## EXERCISE REQUIREMENTS
Copy each line below in which the string "bomaylateddy" occurs.

## MATERIAL SHOWN
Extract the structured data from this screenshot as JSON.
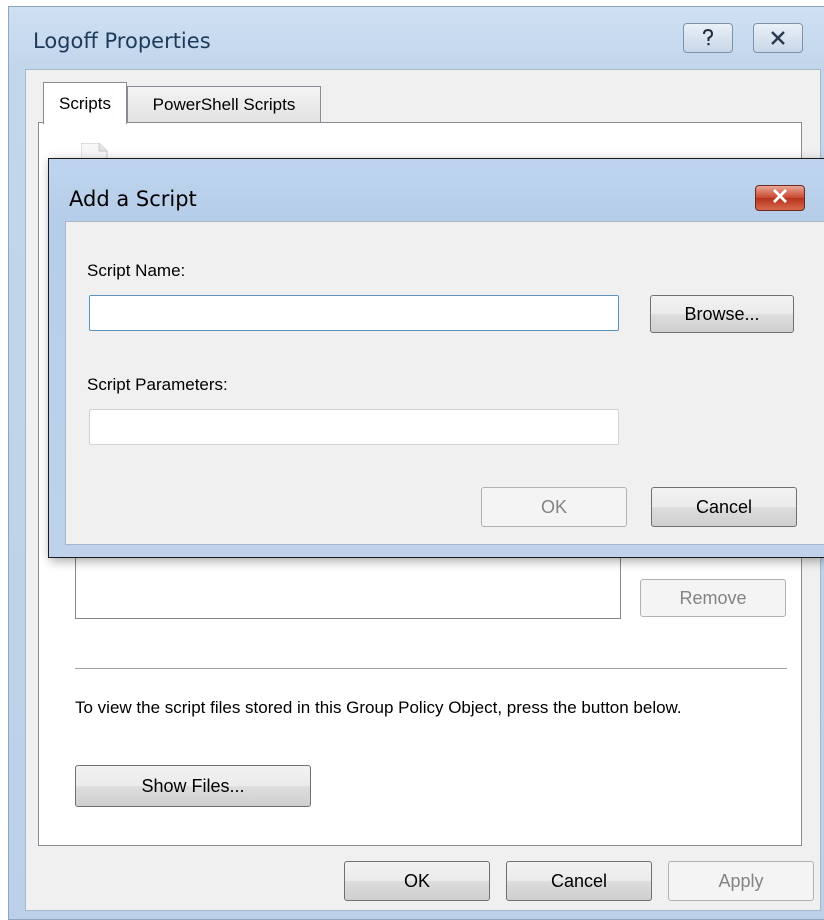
{
  "main_window": {
    "title": "Logoff Properties",
    "tabs": [
      {
        "label": "Scripts",
        "active": true
      },
      {
        "label": "PowerShell Scripts",
        "active": false
      }
    ],
    "remove_label": "Remove",
    "info_text": "To view the script files stored in this Group Policy Object, press the button below.",
    "show_files_label": "Show Files...",
    "ok_label": "OK",
    "cancel_label": "Cancel",
    "apply_label": "Apply"
  },
  "dialog": {
    "title": "Add a Script",
    "script_name_label": "Script Name:",
    "script_name_value": "",
    "browse_label": "Browse...",
    "script_params_label": "Script Parameters:",
    "script_params_value": "",
    "ok_label": "OK",
    "cancel_label": "Cancel"
  },
  "icons": {
    "help": "help-icon",
    "close": "close-icon",
    "file": "file-icon"
  },
  "colors": {
    "title_bar": "#c2d6ec",
    "dialog_close": "#c9472f",
    "client_bg": "#f0f0f0"
  }
}
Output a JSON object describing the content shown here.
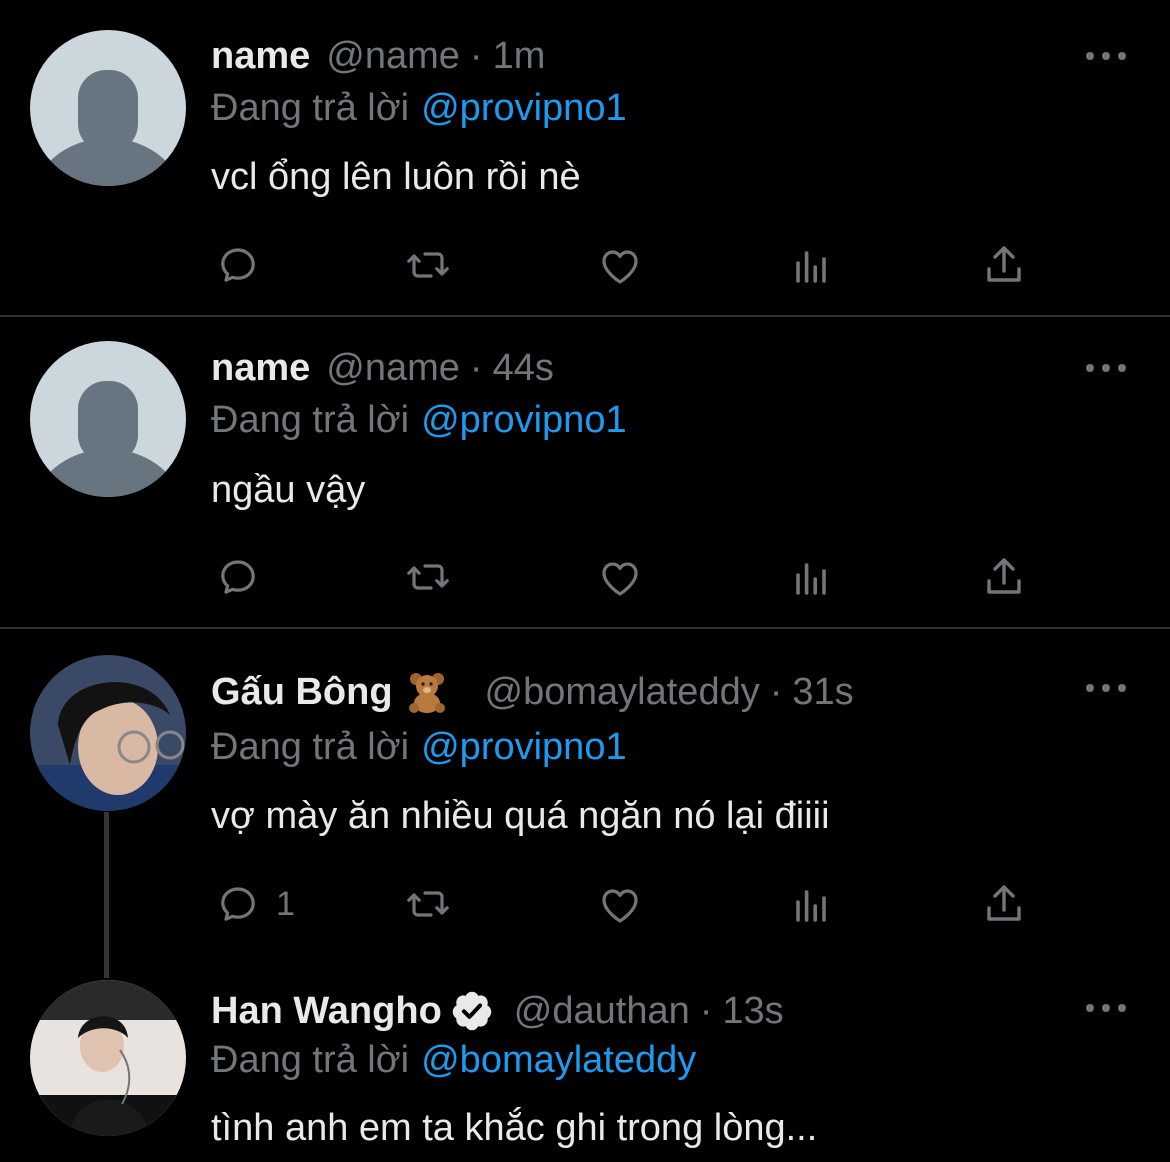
{
  "colors": {
    "background": "#000000",
    "text": "#e7e9ea",
    "muted": "#71767b",
    "accent": "#1d9bf0",
    "divider": "#2f3336"
  },
  "replying_label": "Đang trả lời",
  "tweets": [
    {
      "display_name": "name",
      "handle": "@name",
      "separator": "·",
      "time": "1m",
      "reply_to": "@provipno1",
      "text": "vcl ổng lên luôn rồi nè",
      "avatar": "default-avatar",
      "reply_count": ""
    },
    {
      "display_name": "name",
      "handle": "@name",
      "separator": "·",
      "time": "44s",
      "reply_to": "@provipno1",
      "text": "ngầu vậy",
      "avatar": "default-avatar",
      "reply_count": ""
    },
    {
      "display_name": "Gấu Bông",
      "emoji": "teddy-bear-icon",
      "handle": "@bomaylateddy",
      "separator": "·",
      "time": "31s",
      "reply_to": "@provipno1",
      "text": "vợ mày ăn nhiều quá ngăn nó lại điiii",
      "avatar": "photo-avatar",
      "reply_count": "1"
    },
    {
      "display_name": "Han Wangho",
      "verified": true,
      "handle": "@dauthan",
      "separator": "·",
      "time": "13s",
      "reply_to": "@bomaylateddy",
      "text": "tình anh em ta khắc ghi trong lòng...",
      "avatar": "photo-avatar"
    }
  ],
  "icons": [
    "reply-icon",
    "retweet-icon",
    "like-icon",
    "analytics-icon",
    "share-icon",
    "more-icon",
    "verified-icon"
  ]
}
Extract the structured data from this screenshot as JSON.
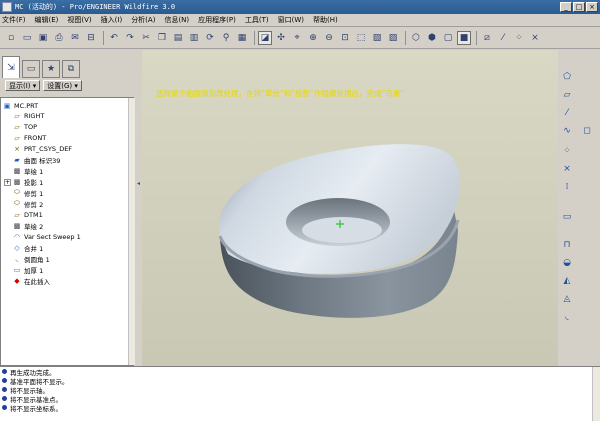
{
  "window": {
    "title": "MC (活动的) - Pro/ENGINEER Wildfire 3.0"
  },
  "menu": [
    "文件(F)",
    "编辑(E)",
    "视图(V)",
    "插入(I)",
    "分析(A)",
    "信息(N)",
    "应用程序(P)",
    "工具(T)",
    "窗口(W)",
    "帮助(H)"
  ],
  "panel": {
    "display_label": "显示(I)",
    "settings_label": "设置(G)"
  },
  "tree": [
    {
      "label": "MC.PRT",
      "icon": "part-icon"
    },
    {
      "label": "RIGHT",
      "icon": "datum-plane-icon"
    },
    {
      "label": "TOP",
      "icon": "datum-plane-icon"
    },
    {
      "label": "FRONT",
      "icon": "datum-plane-icon"
    },
    {
      "label": "PRT_CSYS_DEF",
      "icon": "csys-icon"
    },
    {
      "label": "曲面 标识39",
      "icon": "surface-icon"
    },
    {
      "label": "草绘 1",
      "icon": "sketch-icon"
    },
    {
      "label": "投影 1",
      "icon": "projection-icon"
    },
    {
      "label": "修剪 1",
      "icon": "trim-icon"
    },
    {
      "label": "修剪 2",
      "icon": "trim-icon"
    },
    {
      "label": "DTM1",
      "icon": "datum-plane-icon"
    },
    {
      "label": "草绘 2",
      "icon": "sketch-icon"
    },
    {
      "label": "Var Sect Sweep 1",
      "icon": "sweep-icon"
    },
    {
      "label": "合并 1",
      "icon": "merge-icon"
    },
    {
      "label": "倒圆角 1",
      "icon": "round-icon"
    },
    {
      "label": "加厚 1",
      "icon": "thicken-icon"
    },
    {
      "label": "在此插入",
      "icon": "insert-here-icon"
    }
  ],
  "viewport": {
    "message": "选择整个曲面做加厚处理，在将“草绘”和“投影”作隐藏处理后，完成“鸟巢”"
  },
  "status": [
    "再生成功完成。",
    "基准平面将不显示。",
    "将不显示轴。",
    "将不显示基准点。",
    "将不显示坐标系。"
  ],
  "colors": {
    "message_yellow": "#e8d800",
    "viewport_bg": "#d0d0bc",
    "model": "#b8c2cc"
  }
}
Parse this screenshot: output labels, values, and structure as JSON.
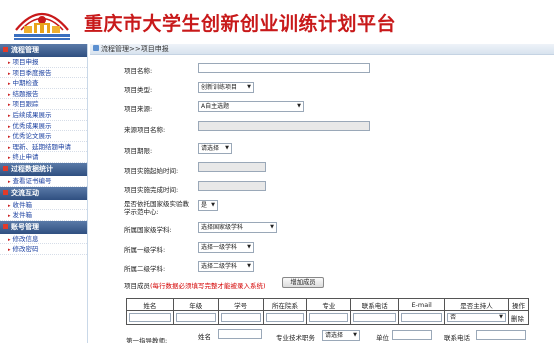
{
  "header": {
    "title": "重庆市大学生创新创业训练计划平台"
  },
  "sidebar": {
    "sections": [
      {
        "title": "流程管理",
        "items": [
          "项目申报",
          "项目季度报告",
          "中期检查",
          "结题报告",
          "项目跟踪",
          "后续成果展示",
          "优秀成果展示",
          "优秀论文展示",
          "理新、延期结题申请",
          "终止申请"
        ]
      },
      {
        "title": "过程数据统计",
        "items": [
          "查看证书编号"
        ]
      },
      {
        "title": "交流互动",
        "items": [
          "收件箱",
          "发件箱"
        ]
      },
      {
        "title": "账号管理",
        "items": [
          "修改信息",
          "修改密码"
        ]
      }
    ]
  },
  "breadcrumb": "流程管理>>项目申报",
  "form": {
    "project_name_label": "项目名称:",
    "project_type_label": "项目类型:",
    "project_type_value": "创新训练项目",
    "project_source_label": "项目来源:",
    "project_source_value": "A自主选题",
    "source_name_label": "来源项目名称:",
    "period_label": "项目期限:",
    "period_value": "请选择",
    "start_label": "项目实施起始时间:",
    "end_label": "项目实施完成时间:",
    "rely_label_1": "是否依托国家级实验教",
    "rely_label_2": "学示范中心:",
    "rely_value": "是",
    "national_label": "所属国家级学科:",
    "national_value": "选择国家级学科",
    "level1_label": "所属一级学科:",
    "level1_value": "选择一级学科",
    "level2_label": "所属二级学科:",
    "level2_value": "选择二级学科",
    "members_label": "项目成员",
    "members_note": "(每行数据必须填写完整才能被录入系统)",
    "add_member_button": "增加成员"
  },
  "table": {
    "headers": [
      "姓名",
      "年级",
      "学号",
      "所在院系",
      "专业",
      "联系电话",
      "E-mail",
      "是否主持人",
      "操作"
    ],
    "host_value": "否",
    "delete_label": "删除"
  },
  "footer_row": {
    "advisor_label": "第一指导教师:",
    "name_label": "姓名",
    "title_label": "专业技术职务",
    "title_value": "请选择",
    "unit_label": "单位",
    "phone_label": "联系电话"
  }
}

## EXERCISE SOLUTION
      "handle": "@bomaylateddy",
      "reply_to": "@bomaylateddy",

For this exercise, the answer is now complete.